Aug 8, 2007, 8:55 PM
Post #79 of 454
Welcome, Kadence! Good to see another hopeful MFA'er amongst so many "been there, done thats" or "doin'it nows." That is to say, it's good to meet somebody else who's in the same boat as I am -- just beginning the application process.
Re: [Kadence] Choosing an MFA Program (2008)
[In reply to]
I haven't started on my SOP yet, but I've picked up what I think is some fairly sound advice so far:
-Don't try to impress them with your writing in the SOP. Let your writing sample take care of that. So... I wouldn't go for too much wit.
-Don't shoot yourself in the foot. Be honest, but I don't know about "brutal honesty." That's sounds like a loaded phrase that might lead to the inclusion of too much info. They don't need to know all the sordid details of your past, or how incredibly insecure you are about your writing... most, if not all of us, are insecure, so they'll probably assume as much.
-Come across as a serious writer, but not cocky, jaded or overly-intellectual. Try to strike a good balance between idealism, pragmatism and a strong willingness to learn. Remember, they're reading this with the following thought in mind: "Is this someone I want to work with for the next few years?"
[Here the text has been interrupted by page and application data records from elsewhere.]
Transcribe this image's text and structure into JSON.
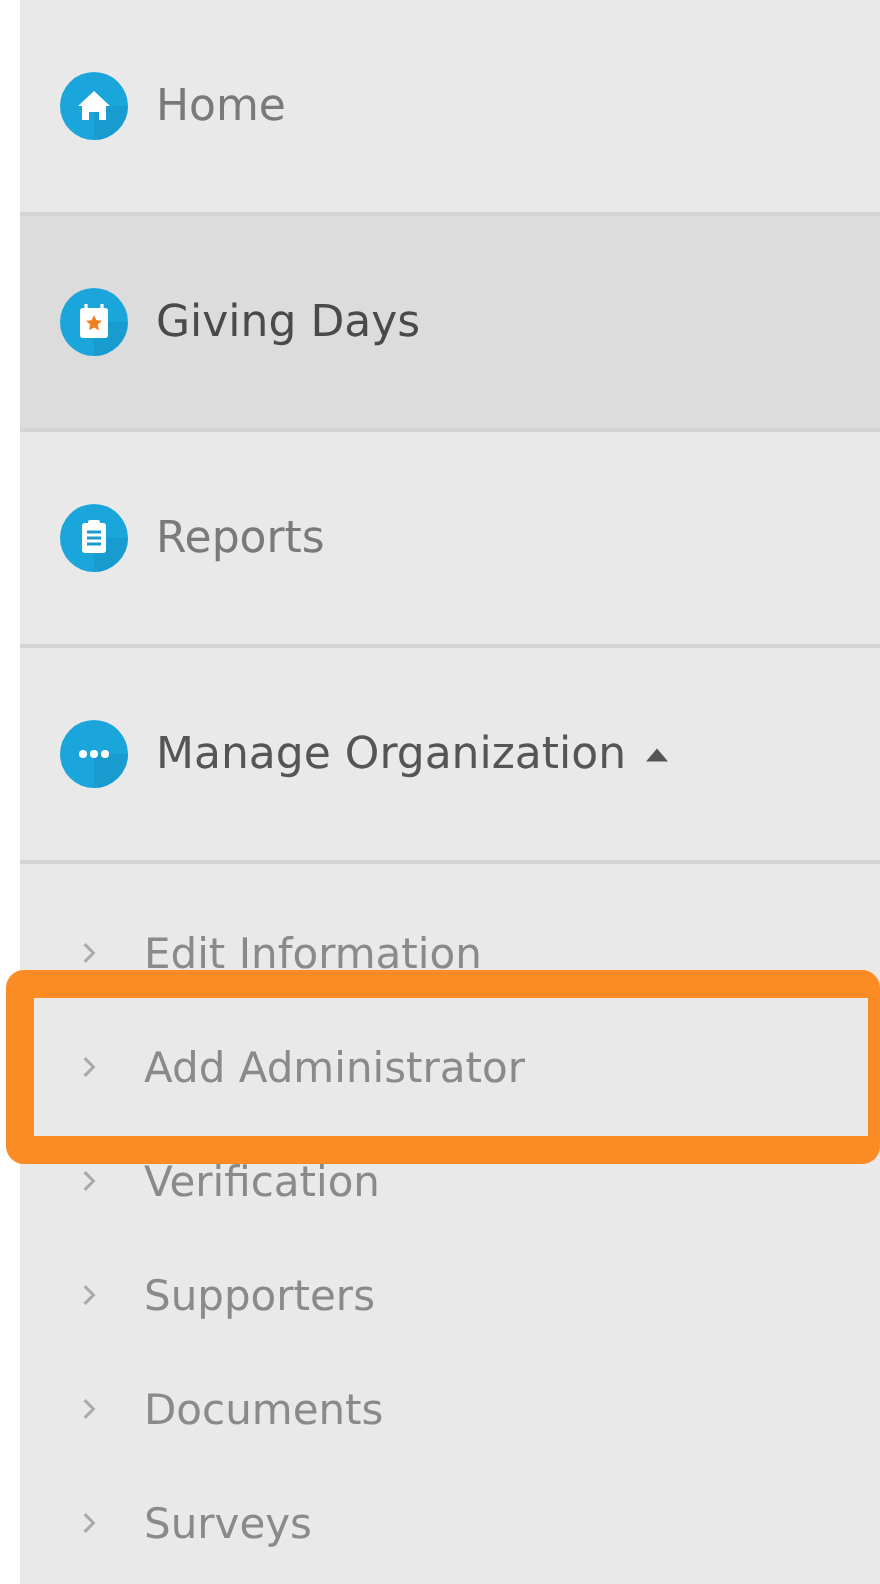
{
  "sidebar": {
    "items": [
      {
        "label": "Home",
        "selected": false
      },
      {
        "label": "Giving Days",
        "selected": true
      },
      {
        "label": "Reports",
        "selected": false
      },
      {
        "label": "Manage Organization",
        "selected": false,
        "expanded": true,
        "children": [
          {
            "label": "Edit Information",
            "highlighted": false
          },
          {
            "label": "Add Administrator",
            "highlighted": true
          },
          {
            "label": "Verification",
            "highlighted": false
          },
          {
            "label": "Supporters",
            "highlighted": false
          },
          {
            "label": "Documents",
            "highlighted": false
          },
          {
            "label": "Surveys",
            "highlighted": false
          }
        ]
      }
    ]
  }
}
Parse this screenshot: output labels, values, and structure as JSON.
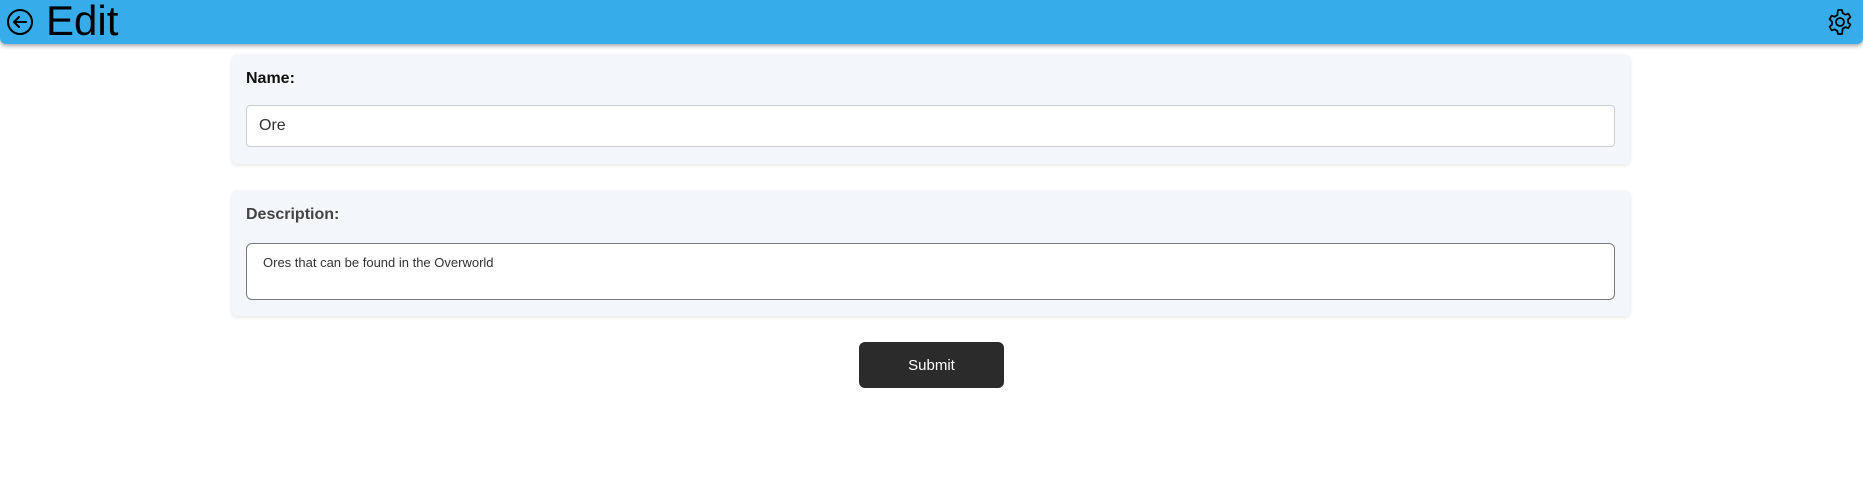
{
  "header": {
    "title": "Edit",
    "back_icon": "arrow-left-circle-icon",
    "settings_icon": "gear-icon",
    "background_color": "#36adea"
  },
  "form": {
    "name": {
      "label": "Name:",
      "value": "Ore"
    },
    "description": {
      "label": "Description:",
      "value": "Ores that can be found in the Overworld"
    },
    "submit_label": "Submit",
    "card_background_color": "#f3f6fb",
    "button_color": "#2b2b2b"
  }
}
-Humility is fine, but don't take it too far or it'll start smacking of false modesty.
-As far as content, include a brief personal history, talk about why you want to write, what you hope to accomplish during your MFA experience, as well as a few of the authors you admire and why.
-Express an interest in teaching, even if you're not all that excited about the prospect. Someone explained it to me like this: "Teaching, to the writer, is kind of like flipping burgers. To most writers (who just want to write) it's a pain in the ass, but you're probably going to have to do it at some point during your grad school experience, so it's best to express a positive attitude about it in your SOP." Not exactly how he worded it, but you get the picture. For me, it's not a problem... I'm genuinely looking forward to teaching. Although that might change after a semester of reading freshman comp papers.
Again, this is just some advice I've received from others so far in my research and is not based on personal experience, as I have none, so read it with that in mind.
Anyway, hope it helps!